Lauren Mandel is one of rooftop agriculture’s more ardent cheerleaders, but also one of its most helpful handicappers. Her new book, Eat Up: The Inside Scoop on Rooftop Agriculture, is a complete guide to making rooftop agriculture work at various scales, and she’s not afraid to let people know about the challenges as well as benefits. We talked with Mandel about what’s going on in rooftop ag today and how farms are showing up in the most unlikely places.
You have a landscape architecture degree from the University of Pennsylvania and you’re now working for Roofmeadow, a firm that’s known for roof gardens. How did you get from A to B?
I’ve always been interested in green roofs and rooftop agriculture, and when I went to Penn, my objective was to get really solid training in landscape architecture with the idea that I would eventually work in a slightly different industry but with a landscape architecture lens. Learning how to think like a landscape architect has been instrumental in my ability to design at multiple scales, and understand how all the parties and priorities relate to one and another. So there’s been a lot of things I’ve learned from landscape architecture that I’ve been able to apply to green design and rooftop agriculture.
I had worked for a few years in landscape architecture firms in Philadelphia and Seattle, and then again while I was in graduate school. During my last semester of graduate school, I wrote the first draft of my book; my advisors were landscape architect Karen M’Closkey, urban planner Domenic Vitiello, economist Anita Mukherjee, and Charlie Miller, the founder of Roofmeadow. I thought it was important to have these advisors because it was a very multidisciplinary subject.
There’s a real wealth of super-practical, clear-eyed advice in your book about what it takes to make rooftop agricultural viable, and you don’t sugarcoat it. What’s been the response from the community?
People have been really receptive and really appreciative of the book. One of the things I stressed is that, while I am a green designer, the book is not supposed to be my voice but the collective voice for the movement. That’s why I went to the lengths to include the voices and the leaders in the field. The book is written through a practitioner’s lens but also a journalist’s lens, and I wanted people [in the field] to speak for themselves, not just support my point.
Why did you decide a book—as opposed to a website or other platform—would be the right way to get to your audience?
There was no comprehensive written resource on the subject; as I started researching and interviewing farmers, gardeners, designers, chefs, and volunteers, they all really wanted a resource and they didn’t have one. There’s something about having a printed resource that you could flip through—I just felt like a book was the right decision. There is an e-book as well.
The emphasis you put on understanding and influencing local policies was really interesting. Can you talk a bit about why it’s so important for rooftop farmers to become educated about policy?
Policy influences large changes, whereas individuals influence smaller changes. One of the things I do stress in the book is that innovations in policy are a very effective and quick way to make significant changes in a neighborhood or an entire city. It’s not just food policy that matters, but stormwater and zoning policy. In New York City, policy changed to make it easier for rooftop farms after the first hydroponics had to get variances. So you really need progressive building codes and zoning codes, too.

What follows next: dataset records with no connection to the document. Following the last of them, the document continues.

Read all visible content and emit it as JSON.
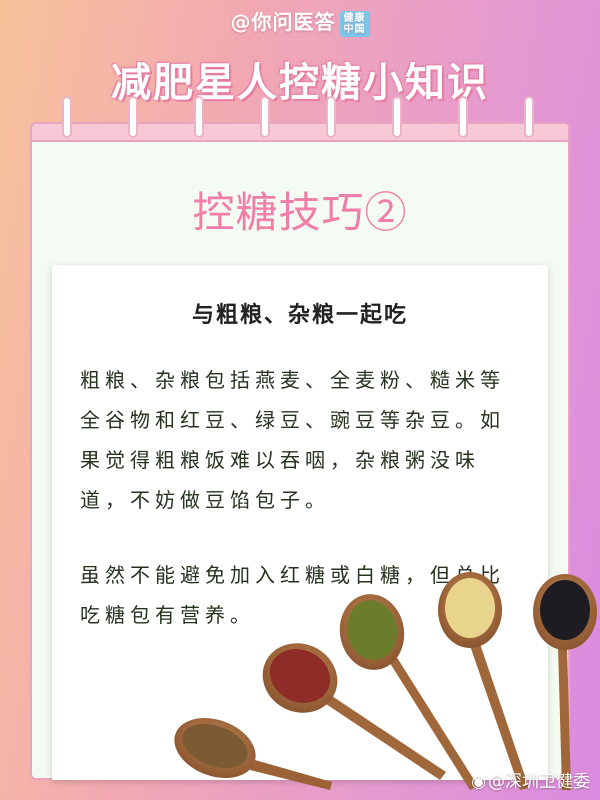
{
  "header": {
    "watermark": "@你问医答",
    "badge": "健康中国"
  },
  "banner": {
    "title": "减肥星人控糖小知识"
  },
  "notepad": {
    "subtitle": "控糖技巧②"
  },
  "card": {
    "heading": "与粗粮、杂粮一起吃",
    "paragraph_1": "粗粮、杂粮包括燕麦、全麦粉、糙米等全谷物和红豆、绿豆、豌豆等杂豆。如果觉得粗粮饭难以吞咽，杂粮粥没味道，不妨做豆馅包子。",
    "paragraph_2": "虽然不能避免加入红糖或白糖，但总比吃糖包有营养。"
  },
  "footer": {
    "credit": "@深圳卫健委"
  },
  "colors": {
    "banner_pink": "#e97fa3",
    "subtitle_pink": "#f07ea8",
    "notepad_bg": "#f4fbf2"
  }
}
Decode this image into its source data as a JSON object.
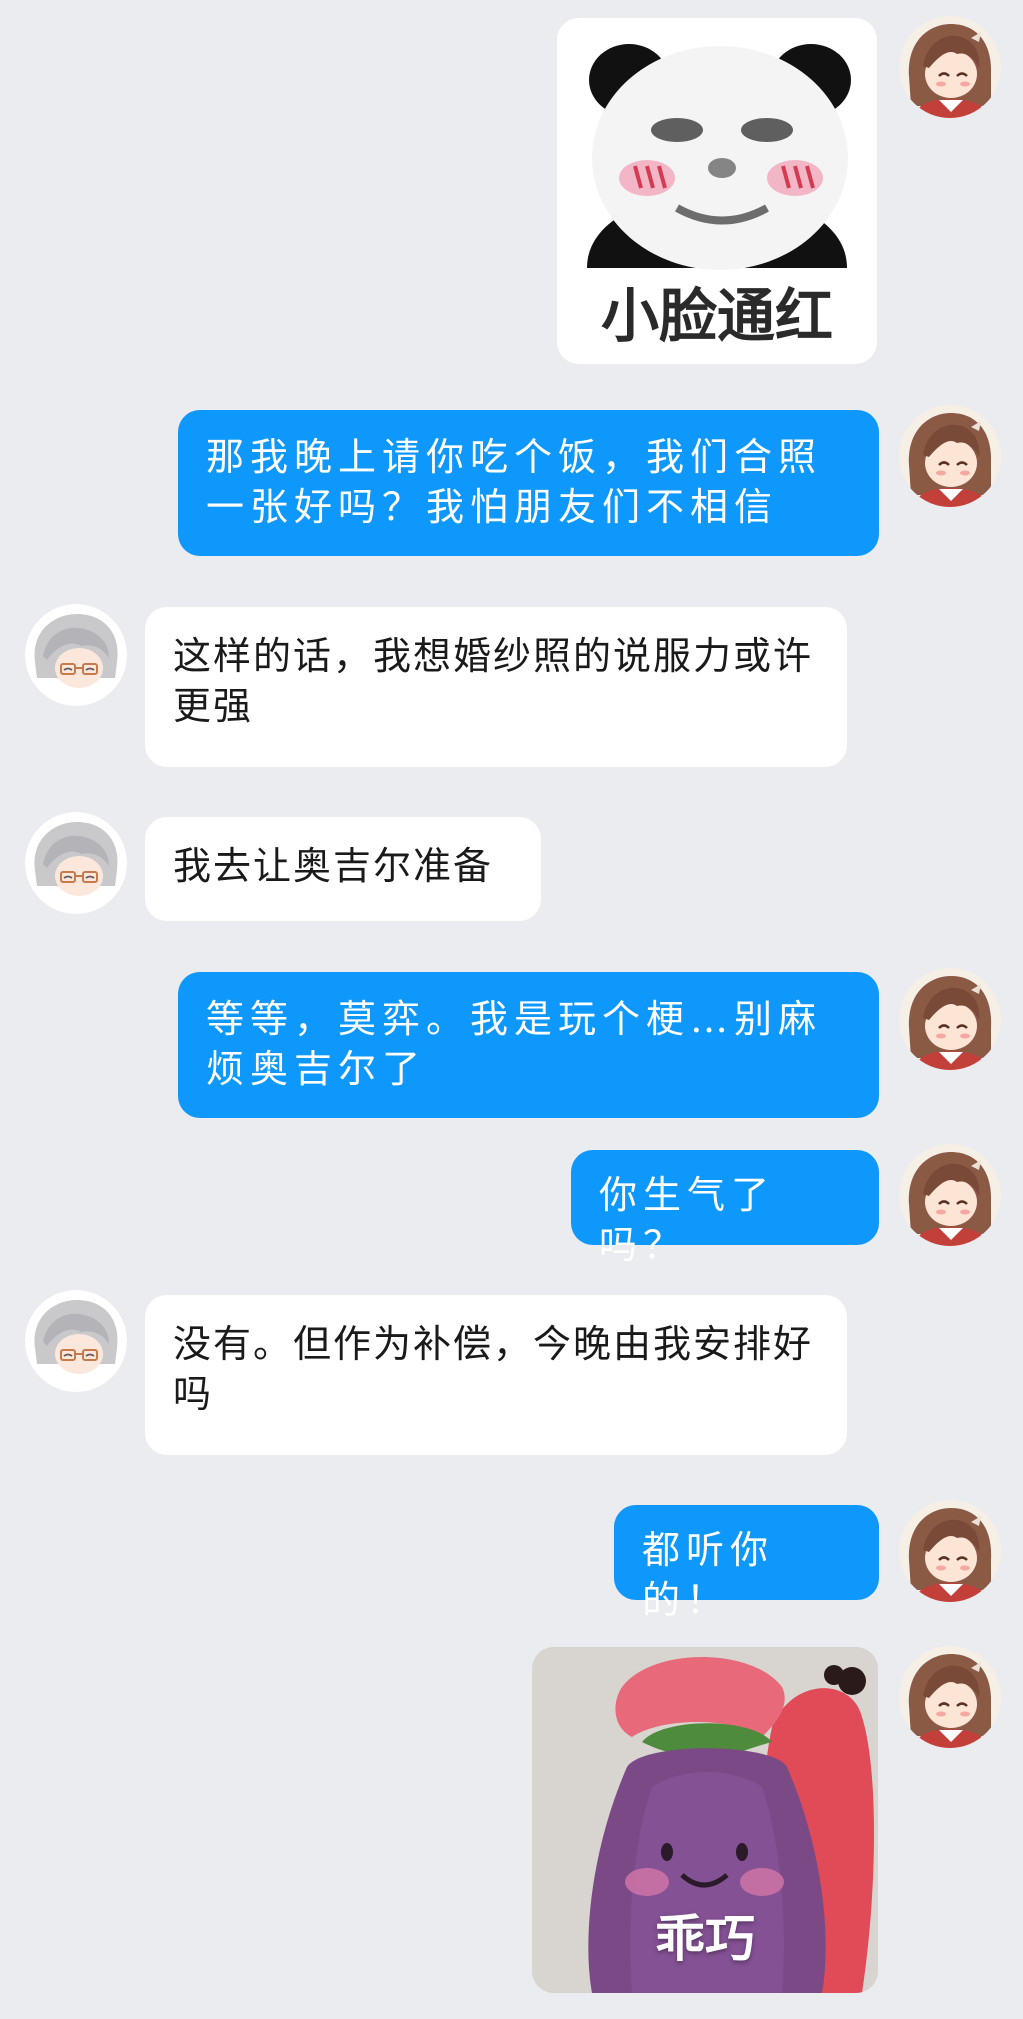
{
  "messages": [
    {
      "sender": "me",
      "type": "sticker",
      "caption": "小脸通红",
      "sticker_icon": "panda-meme-blushing"
    },
    {
      "sender": "me",
      "type": "text",
      "text": "那我晚上请你吃个饭，我们合照一张好吗？我怕朋友们不相信"
    },
    {
      "sender": "other",
      "type": "text",
      "text": "这样的话，我想婚纱照的说服力或许更强"
    },
    {
      "sender": "other",
      "type": "text",
      "text": "我去让奥吉尔准备"
    },
    {
      "sender": "me",
      "type": "text",
      "text": "等等，莫弈。我是玩个梗…别麻烦奥吉尔了"
    },
    {
      "sender": "me",
      "type": "text",
      "text": "你生气了吗？"
    },
    {
      "sender": "other",
      "type": "text",
      "text": "没有。但作为补偿，今晚由我安排好吗"
    },
    {
      "sender": "me",
      "type": "text",
      "text": "都听你的！"
    },
    {
      "sender": "me",
      "type": "sticker",
      "caption": "乖巧",
      "sticker_icon": "eggplant-plush-photo"
    }
  ],
  "colors": {
    "background": "#ebecf0",
    "my_bubble": "#0f98fb",
    "their_bubble": "#ffffff"
  },
  "avatars": {
    "me": "brown-hair-girl-avatar-icon",
    "other": "white-hair-glasses-man-avatar-icon"
  }
}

It’s so interesting to me because, as a landscape architect involved in rooftop agriculture, I no longer just coordinate with architects, clients, and engineers. I now work with policy makers, with food advocacy groups and farmers, and all these other people that I wouldn’t ordinarily get involved with.
What are some new things going on in rooftop agriculture? Any interest in commercial applications?
We’re seeing a lot of interest in agriculture retrofit—clients who already have green roofs want to know if they can turn it into a production space. There’s been a huge increase in interest in the last two years ago, especially. A few years back, when I started, no one was talking about it. Now, it’s like something’s in the water.
Where is rooftop agriculture taking off? Where is it slow to take hold?
Brooklyn is hands-down the hottest hotbed of rooftop agriculture. Besides that, there are a lot in the Boston metro area. Chicago is also real hotbed—there’s an interesting farm there on top of the city’s convention center—a perfect example of a green roof that was converted into a farm. There’s about a quarter of an acre that is in production, and the food that’s grown is used in the convention center. They’re hoping to double the size of the farm and eventually be an acre. Right now, we’re working on a rooftop farm for a school in south Philadelphia.
There isn’t as much in the South, and population density might be part of it. The only southern farm I know about is in Sarasota, Florida, and it didn’t do as well as everyone hoped it would. I don’t really know why there’s not more there. Sometimes it’s concern over hurricanes and tornados and that it’s harder to secure agriculture to the building, though we designed green roofs in hurricane-tornado zones all the time. So much is about urban patterns—if there’s a lot of vacant land, people will farm there first.